A couple of months ago I had celebrated a milestone and while it had been my choice to go away on a spa retreat, I had been unpleasantly surprised to be all but forgotten apart from some very nice phone calls and texts. God has been truly generous and while I can afford most things within reason, I found it rather distasteful that except for two people, everyone assumed I had everything I could possibly want and therefore gave themselves license to dismiss.

It seemed I was no longer invisible in my emotions and feelings; I was invisible even in their affections. By some coincidence my best friend was feeling the same, we both had the blues; the “what about me blues?” Against this backdrop I had to go on a very and I mean very long haul journey, several continents away and I was knocked for six by an unexpected act of kindness by a face and friend, I hadn’t seen in yonks.
Apart from the natural delight at seeing someone I was very fond of, I was completely taken aback by the thoughtfulness and compassion this person just doled out.

It made an otherwise black and white period awash with color and reconnected me back to the reality of the blessing that is my situation or lot in life. I am actually strong and do enjoy taking care of my loved ones. I think I have this megalomaniac tendency of wanting to do great and grand gestures and sometimes expecting it in return.

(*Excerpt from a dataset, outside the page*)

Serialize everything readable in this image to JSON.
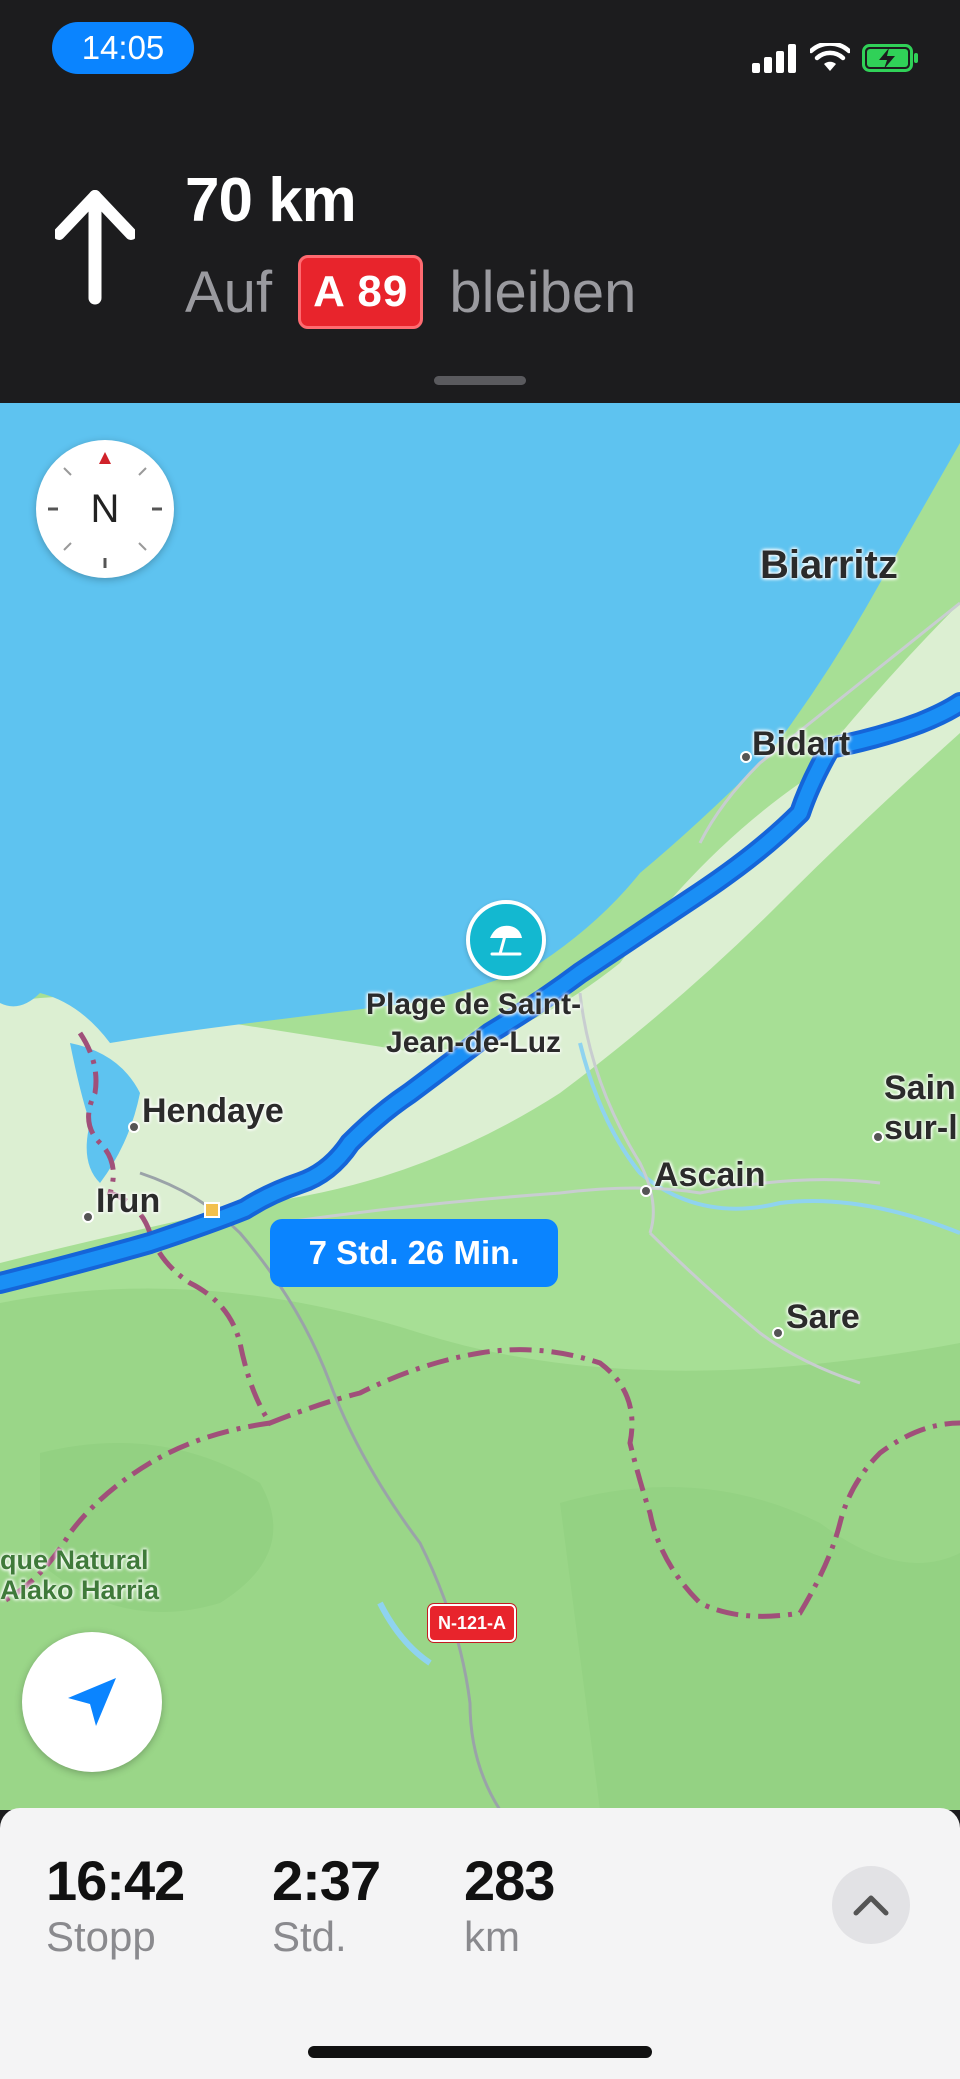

While I didn’t exactly enjoy the feeling of being forgotten, I can relate to people thinking there is absolutely no point in giving someone who looks like they have everything anything.

A couple of years ago, I had wanted to give my pastor a birthday present and I had mulled it over and over before deciding on a phone, which I eventually didn’t even buy because I assumed he would be so inundated with cards and better phones he wouldn’t notice. You can imagine my horror when I learnt sometime later that he had not been inundated with cards and presents because most people thought the way I did and hadn’t bothered; he must have felt very Invisible on that birthday, just like I did not too long ago.

The reality is that presents and other gestures of kindness matter a great deal not because of their commercial value but because they say we are visible, that we matter and people care.

I will take note from now to never deny people gestures of affection just because I believe they have more than enough. So to those who plan to dismiss a certain calibre of persons this season because they seem to have it all, think again, no one really wants to be invisible…


Comments expressed here do not reflect the opinions of vanguard newspapers or any employee thereof.